== What you should do ==
Among the records, find the lines that hold the string "JSON" and return them.

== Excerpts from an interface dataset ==
# # # # # # #
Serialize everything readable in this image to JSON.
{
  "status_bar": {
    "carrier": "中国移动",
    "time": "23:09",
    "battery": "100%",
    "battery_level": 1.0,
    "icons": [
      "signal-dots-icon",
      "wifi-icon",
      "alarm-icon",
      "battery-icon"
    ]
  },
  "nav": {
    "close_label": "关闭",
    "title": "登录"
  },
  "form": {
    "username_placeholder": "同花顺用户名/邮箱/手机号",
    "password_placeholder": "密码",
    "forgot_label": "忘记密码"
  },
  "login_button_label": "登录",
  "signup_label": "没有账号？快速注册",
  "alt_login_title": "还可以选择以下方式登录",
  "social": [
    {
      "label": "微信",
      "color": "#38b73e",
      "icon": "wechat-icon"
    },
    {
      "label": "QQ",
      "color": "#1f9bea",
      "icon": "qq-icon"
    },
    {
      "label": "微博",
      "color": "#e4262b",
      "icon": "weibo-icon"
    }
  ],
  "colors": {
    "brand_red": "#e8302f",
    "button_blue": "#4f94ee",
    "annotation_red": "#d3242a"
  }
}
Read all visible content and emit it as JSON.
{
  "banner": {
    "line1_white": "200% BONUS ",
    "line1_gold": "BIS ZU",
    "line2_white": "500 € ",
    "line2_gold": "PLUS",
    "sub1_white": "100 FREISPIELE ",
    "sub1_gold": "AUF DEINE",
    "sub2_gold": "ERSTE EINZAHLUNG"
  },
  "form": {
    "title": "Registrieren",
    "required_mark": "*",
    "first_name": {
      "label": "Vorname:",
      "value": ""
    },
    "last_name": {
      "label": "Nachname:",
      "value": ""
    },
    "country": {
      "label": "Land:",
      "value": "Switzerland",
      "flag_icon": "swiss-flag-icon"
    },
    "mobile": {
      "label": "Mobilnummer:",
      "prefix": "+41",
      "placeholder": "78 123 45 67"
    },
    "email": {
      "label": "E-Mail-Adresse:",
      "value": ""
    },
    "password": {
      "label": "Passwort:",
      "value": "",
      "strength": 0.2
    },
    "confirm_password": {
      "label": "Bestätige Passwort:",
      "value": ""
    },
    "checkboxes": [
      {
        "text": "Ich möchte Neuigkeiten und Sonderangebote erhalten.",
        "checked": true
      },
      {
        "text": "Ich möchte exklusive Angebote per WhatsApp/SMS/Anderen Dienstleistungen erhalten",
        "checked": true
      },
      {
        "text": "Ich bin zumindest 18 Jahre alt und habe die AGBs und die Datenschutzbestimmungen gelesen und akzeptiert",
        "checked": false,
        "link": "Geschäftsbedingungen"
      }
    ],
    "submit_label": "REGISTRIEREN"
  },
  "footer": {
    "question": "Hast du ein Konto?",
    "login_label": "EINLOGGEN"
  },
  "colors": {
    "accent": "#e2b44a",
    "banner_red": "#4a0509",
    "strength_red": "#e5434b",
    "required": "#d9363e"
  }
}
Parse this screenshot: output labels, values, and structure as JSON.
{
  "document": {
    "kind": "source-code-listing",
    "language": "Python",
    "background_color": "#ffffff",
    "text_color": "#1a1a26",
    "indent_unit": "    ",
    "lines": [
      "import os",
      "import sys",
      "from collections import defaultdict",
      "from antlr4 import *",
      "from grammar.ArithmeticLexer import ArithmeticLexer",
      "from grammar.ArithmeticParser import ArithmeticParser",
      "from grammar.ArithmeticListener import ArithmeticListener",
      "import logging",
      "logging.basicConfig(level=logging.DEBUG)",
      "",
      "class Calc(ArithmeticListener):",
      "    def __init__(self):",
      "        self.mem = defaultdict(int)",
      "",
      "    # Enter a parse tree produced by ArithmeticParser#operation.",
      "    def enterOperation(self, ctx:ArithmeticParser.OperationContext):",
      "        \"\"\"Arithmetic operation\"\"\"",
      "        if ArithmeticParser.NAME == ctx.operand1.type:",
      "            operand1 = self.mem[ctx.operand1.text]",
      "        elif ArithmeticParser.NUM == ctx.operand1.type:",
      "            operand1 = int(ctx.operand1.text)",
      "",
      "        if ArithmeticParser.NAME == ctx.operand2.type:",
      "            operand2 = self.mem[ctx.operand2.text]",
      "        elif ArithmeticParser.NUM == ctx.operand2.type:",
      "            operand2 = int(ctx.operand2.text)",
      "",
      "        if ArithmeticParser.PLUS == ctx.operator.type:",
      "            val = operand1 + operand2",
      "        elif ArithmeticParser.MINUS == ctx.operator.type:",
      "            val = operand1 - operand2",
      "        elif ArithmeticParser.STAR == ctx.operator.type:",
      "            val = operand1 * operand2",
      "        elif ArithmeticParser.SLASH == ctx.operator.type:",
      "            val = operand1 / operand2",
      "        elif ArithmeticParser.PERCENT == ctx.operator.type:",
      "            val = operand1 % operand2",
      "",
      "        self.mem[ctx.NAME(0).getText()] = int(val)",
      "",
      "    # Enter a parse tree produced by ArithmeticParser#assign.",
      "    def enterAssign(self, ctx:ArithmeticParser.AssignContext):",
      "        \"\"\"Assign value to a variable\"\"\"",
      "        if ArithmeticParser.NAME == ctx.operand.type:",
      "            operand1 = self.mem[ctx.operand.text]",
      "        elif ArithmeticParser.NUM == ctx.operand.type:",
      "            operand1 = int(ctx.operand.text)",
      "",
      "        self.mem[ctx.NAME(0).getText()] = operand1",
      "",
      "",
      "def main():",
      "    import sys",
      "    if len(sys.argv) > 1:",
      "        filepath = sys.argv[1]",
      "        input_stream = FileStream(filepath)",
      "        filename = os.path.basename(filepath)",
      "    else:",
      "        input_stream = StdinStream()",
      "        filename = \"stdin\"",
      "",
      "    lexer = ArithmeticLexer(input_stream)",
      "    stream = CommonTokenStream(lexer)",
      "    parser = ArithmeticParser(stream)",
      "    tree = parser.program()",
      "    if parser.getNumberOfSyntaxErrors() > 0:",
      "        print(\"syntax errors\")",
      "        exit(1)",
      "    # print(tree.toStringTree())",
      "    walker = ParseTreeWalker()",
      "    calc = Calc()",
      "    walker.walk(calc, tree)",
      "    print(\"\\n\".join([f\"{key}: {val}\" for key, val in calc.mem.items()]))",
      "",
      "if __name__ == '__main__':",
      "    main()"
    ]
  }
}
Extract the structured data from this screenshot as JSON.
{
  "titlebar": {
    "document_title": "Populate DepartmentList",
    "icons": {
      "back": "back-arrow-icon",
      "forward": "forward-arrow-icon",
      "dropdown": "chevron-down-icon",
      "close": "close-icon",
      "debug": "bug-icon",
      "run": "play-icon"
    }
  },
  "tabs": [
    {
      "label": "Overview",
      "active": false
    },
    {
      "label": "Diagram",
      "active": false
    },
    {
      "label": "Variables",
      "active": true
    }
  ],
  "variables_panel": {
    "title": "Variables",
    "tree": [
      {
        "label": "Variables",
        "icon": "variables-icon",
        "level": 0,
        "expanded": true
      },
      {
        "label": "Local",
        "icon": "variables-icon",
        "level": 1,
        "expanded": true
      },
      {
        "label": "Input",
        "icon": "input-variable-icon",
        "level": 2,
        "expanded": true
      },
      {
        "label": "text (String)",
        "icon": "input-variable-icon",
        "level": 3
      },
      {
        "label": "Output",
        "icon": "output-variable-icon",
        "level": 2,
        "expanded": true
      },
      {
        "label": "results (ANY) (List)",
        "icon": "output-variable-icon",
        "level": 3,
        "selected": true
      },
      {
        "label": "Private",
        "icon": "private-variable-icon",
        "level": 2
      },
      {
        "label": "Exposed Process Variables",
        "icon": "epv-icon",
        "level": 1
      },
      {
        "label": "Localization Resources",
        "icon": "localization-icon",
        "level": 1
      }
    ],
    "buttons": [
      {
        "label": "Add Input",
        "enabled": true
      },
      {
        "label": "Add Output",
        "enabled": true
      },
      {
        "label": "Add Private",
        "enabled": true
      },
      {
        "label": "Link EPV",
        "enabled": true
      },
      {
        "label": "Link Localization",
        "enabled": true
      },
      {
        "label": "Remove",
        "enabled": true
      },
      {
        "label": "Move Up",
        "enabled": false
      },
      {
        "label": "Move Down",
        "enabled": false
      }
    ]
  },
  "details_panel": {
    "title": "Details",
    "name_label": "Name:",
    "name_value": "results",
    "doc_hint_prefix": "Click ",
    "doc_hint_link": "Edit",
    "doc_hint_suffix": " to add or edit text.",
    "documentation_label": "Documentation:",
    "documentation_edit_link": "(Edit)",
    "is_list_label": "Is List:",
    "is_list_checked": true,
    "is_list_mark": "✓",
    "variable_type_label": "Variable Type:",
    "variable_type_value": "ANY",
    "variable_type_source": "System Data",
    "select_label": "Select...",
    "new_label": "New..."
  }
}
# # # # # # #
== Written response ==
Serialize everything readable in this image to JSON.
Read all visible content and emit it as JSON.
Parse this screenshot: output labels, values, and structure as JSON.
Extract the structured data from this screenshot as JSON.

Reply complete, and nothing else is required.